_INPUT MATERIAL_
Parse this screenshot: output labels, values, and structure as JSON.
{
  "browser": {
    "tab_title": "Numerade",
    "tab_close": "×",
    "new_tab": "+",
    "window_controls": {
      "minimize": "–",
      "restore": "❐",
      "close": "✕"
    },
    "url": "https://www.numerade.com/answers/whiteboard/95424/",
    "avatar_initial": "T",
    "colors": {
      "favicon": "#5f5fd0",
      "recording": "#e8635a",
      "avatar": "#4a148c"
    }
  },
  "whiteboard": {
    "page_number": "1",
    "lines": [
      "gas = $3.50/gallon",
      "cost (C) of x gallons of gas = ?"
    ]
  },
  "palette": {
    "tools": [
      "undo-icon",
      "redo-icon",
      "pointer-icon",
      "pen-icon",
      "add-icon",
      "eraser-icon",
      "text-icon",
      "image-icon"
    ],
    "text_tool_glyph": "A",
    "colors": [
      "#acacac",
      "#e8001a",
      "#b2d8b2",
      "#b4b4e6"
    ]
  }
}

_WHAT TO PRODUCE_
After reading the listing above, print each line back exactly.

_OUTPUT_
Parse this screenshot: output labels, values, and structure as JSON.
{
  "browser": {
    "tab_title": "Numerade",
    "tab_close": "×",
    "new_tab": "+",
    "window_controls": {
      "minimize": "–",
      "restore": "❐",
      "close": "✕"
    },
    "url": "https://www.numerade.com/answers/whiteboard/95424/",
    "avatar_initial": "T",
    "colors": {
      "favicon": "#5f5fd0",
      "recording": "#e8635a",
      "avatar": "#4a148c"
    }
  },
  "whiteboard": {
    "page_number": "1",
    "lines": [
      "gas = $3.50/gallon",
      "cost (C) of x gallons of gas = ?"
    ]
  },
  "palette": {
    "tools": [
      "undo-icon",
      "redo-icon",
      "pointer-icon",
      "pen-icon",
      "add-icon",
      "eraser-icon",
      "text-icon",
      "image-icon"
    ],
    "text_tool_glyph": "A",
    "colors": [
      "#acacac",
      "#e8001a",
      "#b2d8b2",
      "#b4b4e6"
    ]
  }
}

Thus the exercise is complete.